**Entries supplied**.
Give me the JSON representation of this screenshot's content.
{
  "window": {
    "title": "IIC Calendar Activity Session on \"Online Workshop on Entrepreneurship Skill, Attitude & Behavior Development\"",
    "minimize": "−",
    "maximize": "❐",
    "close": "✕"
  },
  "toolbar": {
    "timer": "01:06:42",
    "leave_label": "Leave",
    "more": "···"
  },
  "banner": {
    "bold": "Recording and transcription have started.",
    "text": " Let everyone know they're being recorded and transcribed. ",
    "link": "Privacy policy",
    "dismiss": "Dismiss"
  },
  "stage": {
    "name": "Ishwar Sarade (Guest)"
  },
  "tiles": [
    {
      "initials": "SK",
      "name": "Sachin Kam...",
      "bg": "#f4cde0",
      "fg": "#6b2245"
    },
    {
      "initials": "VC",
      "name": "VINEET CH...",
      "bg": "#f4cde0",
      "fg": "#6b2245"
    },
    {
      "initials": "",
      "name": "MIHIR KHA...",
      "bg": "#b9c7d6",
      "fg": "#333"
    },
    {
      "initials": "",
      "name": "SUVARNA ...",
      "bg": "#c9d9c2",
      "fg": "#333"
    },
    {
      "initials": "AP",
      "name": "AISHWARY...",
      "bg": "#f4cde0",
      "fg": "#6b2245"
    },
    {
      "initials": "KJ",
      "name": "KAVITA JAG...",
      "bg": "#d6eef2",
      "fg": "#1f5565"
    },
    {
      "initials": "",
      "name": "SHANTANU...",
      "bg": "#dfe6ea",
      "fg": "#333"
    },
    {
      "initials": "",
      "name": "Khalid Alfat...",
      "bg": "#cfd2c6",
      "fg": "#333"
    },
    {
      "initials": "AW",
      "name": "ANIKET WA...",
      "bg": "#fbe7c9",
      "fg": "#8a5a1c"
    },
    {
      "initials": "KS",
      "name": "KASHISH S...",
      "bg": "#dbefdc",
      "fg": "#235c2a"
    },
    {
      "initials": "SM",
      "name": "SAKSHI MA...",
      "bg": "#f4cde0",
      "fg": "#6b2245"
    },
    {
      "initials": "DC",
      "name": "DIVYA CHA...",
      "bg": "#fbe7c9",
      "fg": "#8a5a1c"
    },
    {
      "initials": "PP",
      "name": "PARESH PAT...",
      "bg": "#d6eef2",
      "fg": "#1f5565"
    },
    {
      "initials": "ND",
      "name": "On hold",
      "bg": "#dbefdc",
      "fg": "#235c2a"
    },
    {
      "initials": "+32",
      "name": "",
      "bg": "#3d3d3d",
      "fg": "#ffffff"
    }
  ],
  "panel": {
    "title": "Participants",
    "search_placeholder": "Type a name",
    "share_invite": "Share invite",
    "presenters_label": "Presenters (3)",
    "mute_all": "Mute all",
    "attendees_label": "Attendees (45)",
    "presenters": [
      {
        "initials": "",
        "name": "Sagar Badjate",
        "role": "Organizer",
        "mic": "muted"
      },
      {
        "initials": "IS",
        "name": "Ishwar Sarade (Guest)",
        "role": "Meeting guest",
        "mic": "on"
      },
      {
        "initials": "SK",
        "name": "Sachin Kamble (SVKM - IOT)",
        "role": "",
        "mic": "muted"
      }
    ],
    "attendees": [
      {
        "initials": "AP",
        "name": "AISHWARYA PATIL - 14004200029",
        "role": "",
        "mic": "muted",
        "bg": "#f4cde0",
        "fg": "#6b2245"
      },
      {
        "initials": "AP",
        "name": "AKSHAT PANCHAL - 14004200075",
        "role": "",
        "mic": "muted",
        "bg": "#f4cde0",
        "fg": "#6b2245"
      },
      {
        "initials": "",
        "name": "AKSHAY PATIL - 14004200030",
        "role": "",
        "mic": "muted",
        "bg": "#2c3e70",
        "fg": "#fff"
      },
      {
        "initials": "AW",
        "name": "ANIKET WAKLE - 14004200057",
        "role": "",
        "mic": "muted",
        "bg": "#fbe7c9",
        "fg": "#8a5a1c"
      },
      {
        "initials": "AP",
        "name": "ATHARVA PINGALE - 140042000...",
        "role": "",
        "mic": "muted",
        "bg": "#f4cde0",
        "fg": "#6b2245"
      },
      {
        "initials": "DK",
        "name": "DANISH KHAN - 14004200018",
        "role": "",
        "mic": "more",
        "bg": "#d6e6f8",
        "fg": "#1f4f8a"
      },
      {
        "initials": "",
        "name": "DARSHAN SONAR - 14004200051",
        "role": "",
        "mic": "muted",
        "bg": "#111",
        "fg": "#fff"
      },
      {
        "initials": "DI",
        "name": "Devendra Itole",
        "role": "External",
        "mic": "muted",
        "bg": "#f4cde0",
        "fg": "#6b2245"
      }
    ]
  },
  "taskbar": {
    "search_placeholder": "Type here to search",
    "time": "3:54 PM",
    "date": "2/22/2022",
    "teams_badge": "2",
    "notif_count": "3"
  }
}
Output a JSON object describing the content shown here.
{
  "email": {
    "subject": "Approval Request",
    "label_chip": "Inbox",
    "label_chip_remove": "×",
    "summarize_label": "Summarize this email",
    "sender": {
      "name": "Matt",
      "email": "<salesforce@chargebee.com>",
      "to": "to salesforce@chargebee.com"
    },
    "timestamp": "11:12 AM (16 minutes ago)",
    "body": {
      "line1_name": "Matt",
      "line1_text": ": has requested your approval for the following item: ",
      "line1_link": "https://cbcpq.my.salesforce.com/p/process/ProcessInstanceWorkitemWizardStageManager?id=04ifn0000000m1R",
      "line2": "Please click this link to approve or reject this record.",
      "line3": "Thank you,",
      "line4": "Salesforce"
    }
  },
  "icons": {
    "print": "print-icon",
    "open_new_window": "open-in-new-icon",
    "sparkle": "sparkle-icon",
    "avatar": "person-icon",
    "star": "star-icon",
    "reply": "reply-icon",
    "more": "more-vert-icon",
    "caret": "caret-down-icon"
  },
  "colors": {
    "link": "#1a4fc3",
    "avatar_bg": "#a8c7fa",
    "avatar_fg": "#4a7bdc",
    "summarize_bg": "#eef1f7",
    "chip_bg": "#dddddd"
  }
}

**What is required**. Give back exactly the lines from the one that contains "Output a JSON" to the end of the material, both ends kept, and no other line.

**Reply to the task**.
Output a JSON object describing the content shown here.
{
  "email": {
    "subject": "Approval Request",
    "label_chip": "Inbox",
    "label_chip_remove": "×",
    "summarize_label": "Summarize this email",
    "sender": {
      "name": "Matt",
      "email": "<salesforce@chargebee.com>",
      "to": "to salesforce@chargebee.com"
    },
    "timestamp": "11:12 AM (16 minutes ago)",
    "body": {
      "line1_name": "Matt",
      "line1_text": ": has requested your approval for the following item: ",
      "line1_link": "https://cbcpq.my.salesforce.com/p/process/ProcessInstanceWorkitemWizardStageManager?id=04ifn0000000m1R",
      "line2": "Please click this link to approve or reject this record.",
      "line3": "Thank you,",
      "line4": "Salesforce"
    }
  },
  "icons": {
    "print": "print-icon",
    "open_new_window": "open-in-new-icon",
    "sparkle": "sparkle-icon",
    "avatar": "person-icon",
    "star": "star-icon",
    "reply": "reply-icon",
    "more": "more-vert-icon",
    "caret": "caret-down-icon"
  },
  "colors": {
    "link": "#1a4fc3",
    "avatar_bg": "#a8c7fa",
    "avatar_fg": "#4a7bdc",
    "summarize_bg": "#eef1f7",
    "chip_bg": "#dddddd"
  }
}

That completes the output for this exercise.